27. From Liege to Namur.
37>|2 31. Railway in li|4—2 hrs. (fares 5 fr., 3 fr. 80, 2 fr. 50 c.;
express 6 fr. 20, 4 fr. 70 c). Trains start simultaneously from the Guil¬
lemins and Longdoz stations at Liege and meet at Flemalle Junction.
Steamers seldom now ply on this part of the river.
This part of the valley of the Meuse is remarkably picturesque
and attractive , and at several points is well worthy of comparison
with that of the Rhine. Bold cliffs, ruined castles, rich pastures,
and thriving villages are passed in uninterrupted succession, while
numerous coal-mines and manufactories with their lofty chimneys
bear testimony to the enterprising character of the inhabitants. The
whole district is densely peopled, the land well cultivated, and the
scenery pleasantly diversified with hop-gardens, corn-fields , and
meadows, but many of the prettiest points are unfortunately missed
by the railway traveller. The quarries on both banks yield excellent
marble, which is largely exported to Holland for paving and de¬
Ougree and Seraing (p. 153) are stations on the r., Tilleur and
Jemeppe stations on the 1. bank of the river, all remarkable for
their picturesque situation, and their numerous manufactories and
7 M. Stat. Flemalle, a considerable village, is the junction ot
the lines of the r. and 1. banks. The bridge which crosses the rivei
here, and the branch-line on the r. bank, were constructed chiefly
for the purpose of connecting the extensive coal-mines on the 1. bank
with the numerous iron-works and other establishments on the
opposite side of the river, and the latter with the main line be¬
tween Brussels and Cologne.
Farther on , to the r. , on a precipitous rock rising almost im¬
mediately from the river, stands the chateau of Ckokier, with its
red tower and massive walls, dating partly from the last century.
It is the ancient seat of the Surlet de Chokier family, a member ol
which was regent of Belgium for five months previous to the election
of King Leopold.
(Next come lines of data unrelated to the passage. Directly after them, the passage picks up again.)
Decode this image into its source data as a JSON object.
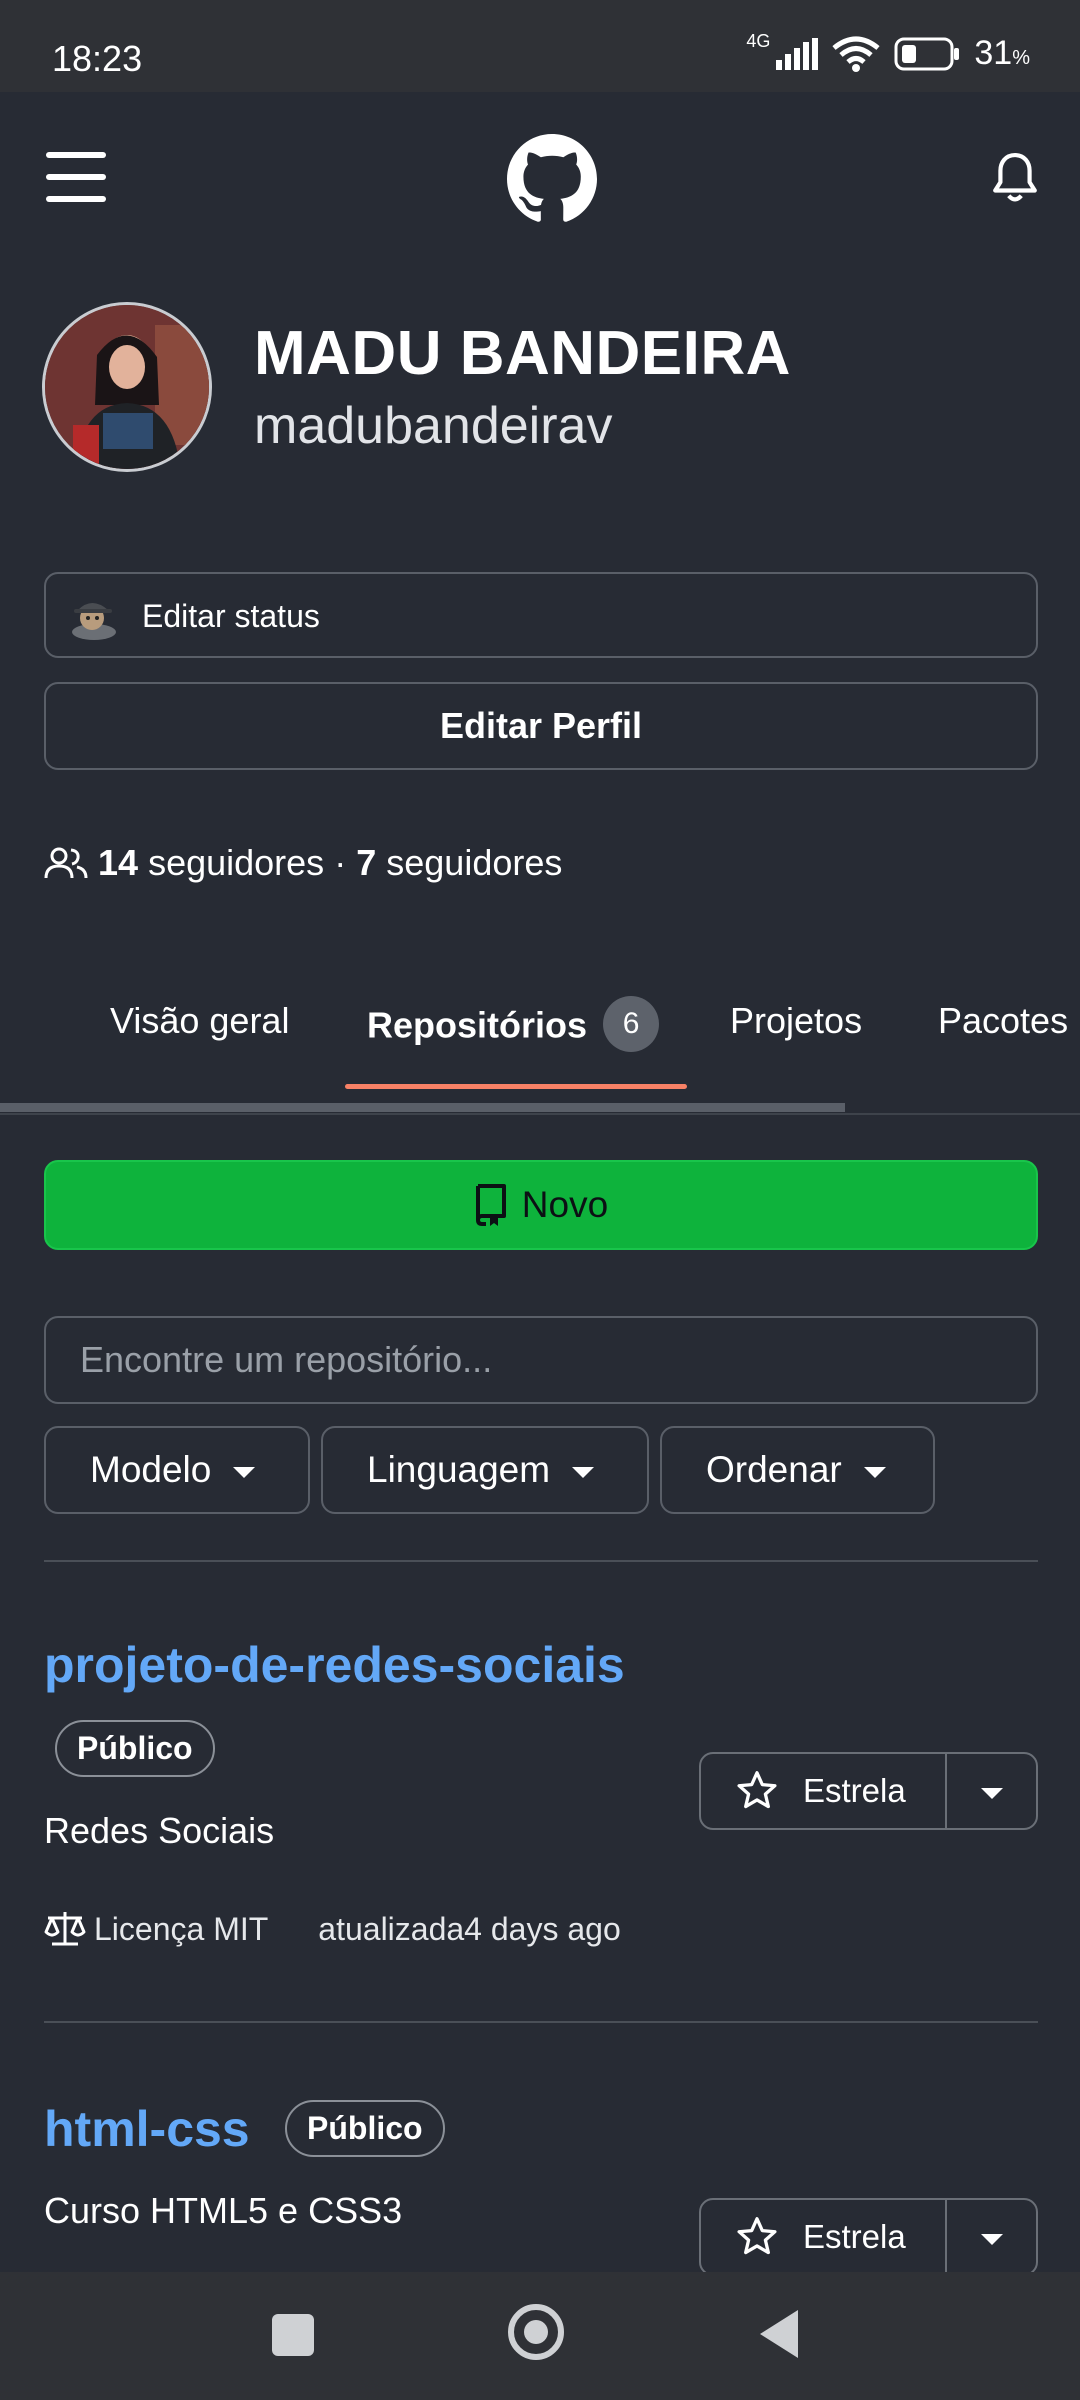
{
  "status_bar": {
    "time": "18:23",
    "network": "4G",
    "battery_value": "31",
    "battery_unit": "%"
  },
  "app_bar": {
    "menu_icon": "hamburger-menu-icon",
    "logo_icon": "github-logo-icon",
    "notifications_icon": "bell-icon"
  },
  "profile": {
    "name": "MADU BANDEIRA",
    "login": "madubandeirav",
    "edit_status_label": "Editar status",
    "edit_profile_label": "Editar Perfil",
    "followers_count": "14",
    "followers_label": "seguidores",
    "separator": "·",
    "following_count": "7",
    "following_label": "seguidores"
  },
  "tabs": [
    {
      "label": "Visão geral"
    },
    {
      "label": "Repositórios",
      "count": "6",
      "active": true
    },
    {
      "label": "Projetos"
    },
    {
      "label": "Pacotes"
    }
  ],
  "new_button": {
    "label": "Novo"
  },
  "search": {
    "placeholder": "Encontre um repositório..."
  },
  "filters": [
    {
      "label": "Modelo"
    },
    {
      "label": "Linguagem"
    },
    {
      "label": "Ordenar"
    }
  ],
  "repos": [
    {
      "name": "projeto-de-redes-sociais",
      "visibility": "Público",
      "description": "Redes Sociais",
      "license": "Licença MIT",
      "updated": "atualizada4 days ago",
      "star_label": "Estrela"
    },
    {
      "name": "html-css",
      "visibility": "Público",
      "description": "Curso HTML5 e CSS3",
      "star_label": "Estrela"
    }
  ],
  "colors": {
    "background": "#272b34",
    "link": "#63a8f7",
    "primary_button": "#0eb33c",
    "tab_underline": "#f78166"
  }
}
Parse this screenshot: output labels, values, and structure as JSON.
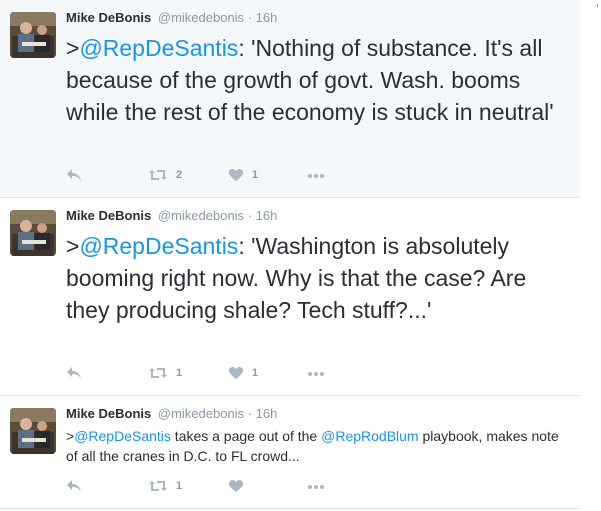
{
  "tweets": [
    {
      "author_name": "Mike DeBonis",
      "handle": "@mikedebonis",
      "separator": "·",
      "time": "16h",
      "text_prefix": ">",
      "mention": "@RepDeSantis",
      "text_body": ": 'Nothing of substance. It's all because of the growth of govt. Wash. booms while the rest of the economy is stuck in neutral'",
      "retweet_count": "2",
      "like_count": "1"
    },
    {
      "author_name": "Mike DeBonis",
      "handle": "@mikedebonis",
      "separator": "·",
      "time": "16h",
      "text_prefix": ">",
      "mention": "@RepDeSantis",
      "text_body": ": 'Washington is absolutely booming right now. Why is that the case? Are they producing shale? Tech stuff?...'",
      "retweet_count": "1",
      "like_count": "1"
    },
    {
      "author_name": "Mike DeBonis",
      "handle": "@mikedebonis",
      "separator": "·",
      "time": "16h",
      "text_prefix": ">",
      "mention": "@RepDeSantis",
      "text_mid": " takes a page out of the ",
      "mention2": "@RepRodBlum",
      "text_body": " playbook, makes note of all the cranes in D.C. to FL crowd...",
      "retweet_count": "1",
      "like_count": ""
    }
  ],
  "icons": {
    "reply": "reply-icon",
    "retweet": "retweet-icon",
    "like": "heart-icon",
    "more": "more-dots-icon"
  },
  "colors": {
    "link": "#1b95e0",
    "text": "#292f33",
    "meta": "#8899a6",
    "action_icon": "#aab8c2",
    "highlight_background": "#f5f8fa"
  }
}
Then, at some distance from the river, on the
L, the castle of Aigremonl, with its white walls, rising conspicu¬
ously on the crest of a lofty hill, the property of Count d'Outremont.
It is said to have been originally erected by the Quatre Fils Ay-
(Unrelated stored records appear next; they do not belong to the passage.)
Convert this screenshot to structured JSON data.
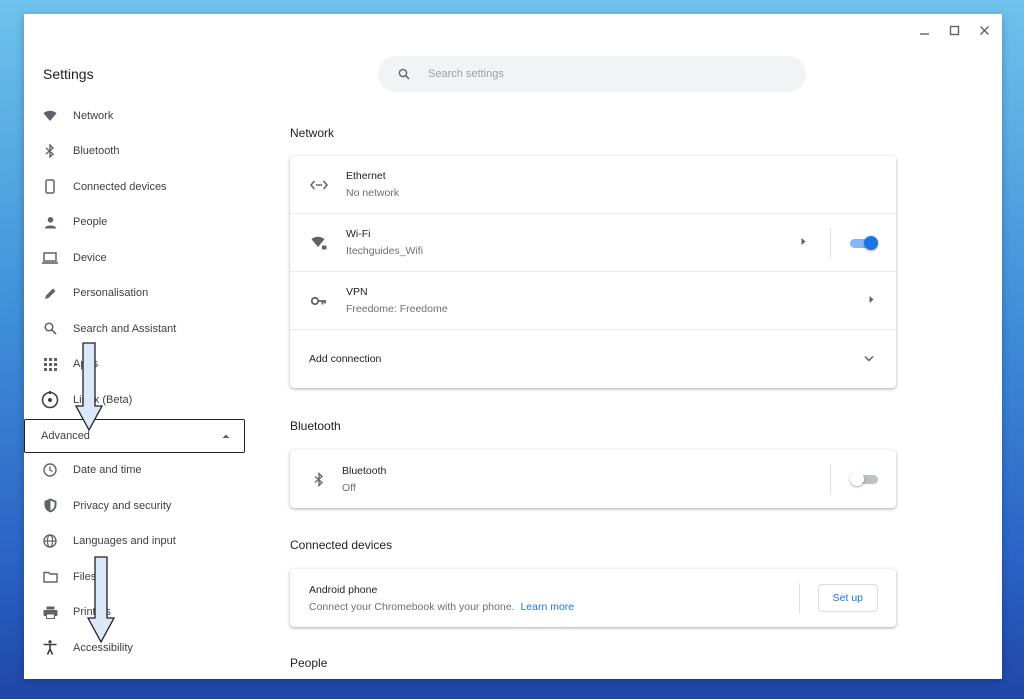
{
  "window": {
    "controls": [
      "minimize",
      "maximize",
      "close"
    ]
  },
  "app": {
    "title": "Settings"
  },
  "search": {
    "placeholder": "Search settings",
    "value": ""
  },
  "sidebar": {
    "items": [
      {
        "label": "Network",
        "icon": "wifi-icon"
      },
      {
        "label": "Bluetooth",
        "icon": "bluetooth-icon"
      },
      {
        "label": "Connected devices",
        "icon": "phone-icon"
      },
      {
        "label": "People",
        "icon": "person-icon"
      },
      {
        "label": "Device",
        "icon": "laptop-icon"
      },
      {
        "label": "Personalisation",
        "icon": "pen-icon"
      },
      {
        "label": "Search and Assistant",
        "icon": "search-icon"
      },
      {
        "label": "Apps",
        "icon": "apps-grid-icon"
      },
      {
        "label": "Linux (Beta)",
        "icon": "linux-icon"
      }
    ],
    "advanced": {
      "label": "Advanced",
      "expanded": true
    },
    "advanced_items": [
      {
        "label": "Date and time",
        "icon": "clock-icon"
      },
      {
        "label": "Privacy and security",
        "icon": "shield-icon"
      },
      {
        "label": "Languages and input",
        "icon": "globe-icon"
      },
      {
        "label": "Files",
        "icon": "folder-icon"
      },
      {
        "label": "Printers",
        "icon": "printer-icon"
      },
      {
        "label": "Accessibility",
        "icon": "accessibility-icon"
      }
    ]
  },
  "network": {
    "title": "Network",
    "ethernet": {
      "name": "Ethernet",
      "status": "No network"
    },
    "wifi": {
      "name": "Wi-Fi",
      "status": "Itechguides_Wifi",
      "enabled": true
    },
    "vpn": {
      "name": "VPN",
      "status": "Freedome: Freedome"
    },
    "add_connection": "Add connection"
  },
  "bluetooth": {
    "title": "Bluetooth",
    "name": "Bluetooth",
    "status": "Off",
    "enabled": false
  },
  "connected_devices": {
    "title": "Connected devices",
    "name": "Android phone",
    "description": "Connect your Chromebook with your phone.",
    "learn_more": "Learn more",
    "setup_label": "Set up"
  },
  "people": {
    "title": "People"
  },
  "colors": {
    "accent": "#1a73e8",
    "toggle_track_on": "#8ab4f8",
    "toggle_off": "#bdc1c6"
  }
}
mon, four traditionary heroes of the middle ages. In the 15th
cent, it formed the central point of the warlike exploits of William
de la Marck, the 'Wild Boar of the Ardennes' (p. 170). To the 1.,
opposite stat. Engis, stands the chateau of Engihoul, at the base o1
a limestone rock. In 1829 numerous fossil bones were discovered
by Dr. Schmerling in the limestone rocks around Engis, whi.;h
led him to the conclusion that a prehistoric race of human beings
had once peopled this district. Stat. Hermalle, with a handsome
chateau and park, is another picturesque spot, between which and
Neuville the scenery is less attractive, and the banks are flatter.